- [What to do]
Search the entries for the word "title". Copy every line where it turns up.

- [Data to examine]
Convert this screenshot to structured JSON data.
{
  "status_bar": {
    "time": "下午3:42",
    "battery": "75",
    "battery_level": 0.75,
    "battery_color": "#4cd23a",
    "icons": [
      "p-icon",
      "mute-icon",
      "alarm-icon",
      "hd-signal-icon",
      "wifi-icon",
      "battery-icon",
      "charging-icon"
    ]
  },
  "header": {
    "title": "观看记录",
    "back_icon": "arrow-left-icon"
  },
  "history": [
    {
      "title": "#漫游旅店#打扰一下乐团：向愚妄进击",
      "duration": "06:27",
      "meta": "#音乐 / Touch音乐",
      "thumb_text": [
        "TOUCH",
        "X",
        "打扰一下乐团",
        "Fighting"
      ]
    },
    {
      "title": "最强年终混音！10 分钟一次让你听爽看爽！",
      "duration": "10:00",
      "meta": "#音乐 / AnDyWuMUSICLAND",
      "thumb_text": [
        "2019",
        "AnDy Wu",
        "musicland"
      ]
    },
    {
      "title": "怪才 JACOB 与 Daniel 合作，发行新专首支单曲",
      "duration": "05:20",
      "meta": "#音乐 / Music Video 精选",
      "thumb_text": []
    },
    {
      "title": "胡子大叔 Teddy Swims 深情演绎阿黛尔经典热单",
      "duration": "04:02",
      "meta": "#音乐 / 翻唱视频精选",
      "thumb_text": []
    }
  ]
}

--

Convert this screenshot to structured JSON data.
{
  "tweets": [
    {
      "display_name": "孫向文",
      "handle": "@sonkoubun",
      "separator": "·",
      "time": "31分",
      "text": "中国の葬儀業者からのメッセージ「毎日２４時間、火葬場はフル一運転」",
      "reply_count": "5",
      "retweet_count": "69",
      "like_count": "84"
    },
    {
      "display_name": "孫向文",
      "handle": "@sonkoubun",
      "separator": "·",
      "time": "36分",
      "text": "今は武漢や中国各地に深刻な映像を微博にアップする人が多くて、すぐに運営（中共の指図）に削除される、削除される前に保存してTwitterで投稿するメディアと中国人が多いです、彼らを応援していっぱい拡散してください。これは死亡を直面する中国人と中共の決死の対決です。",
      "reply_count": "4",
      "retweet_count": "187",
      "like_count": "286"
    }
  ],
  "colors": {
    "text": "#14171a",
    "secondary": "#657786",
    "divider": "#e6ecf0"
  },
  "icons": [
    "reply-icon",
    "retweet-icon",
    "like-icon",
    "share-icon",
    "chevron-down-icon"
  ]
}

- [Task result]
    "title": "观看记录",
      "title": "#漫游旅店#打扰一下乐团：向愚妄进击",
      "title": "最强年终混音！10 分钟一次让你听爽看爽！",
      "title": "怪才 JACOB 与 Daniel 合作，发行新专首支单曲",
      "title": "胡子大叔 Teddy Swims 深情演绎阿黛尔经典热单",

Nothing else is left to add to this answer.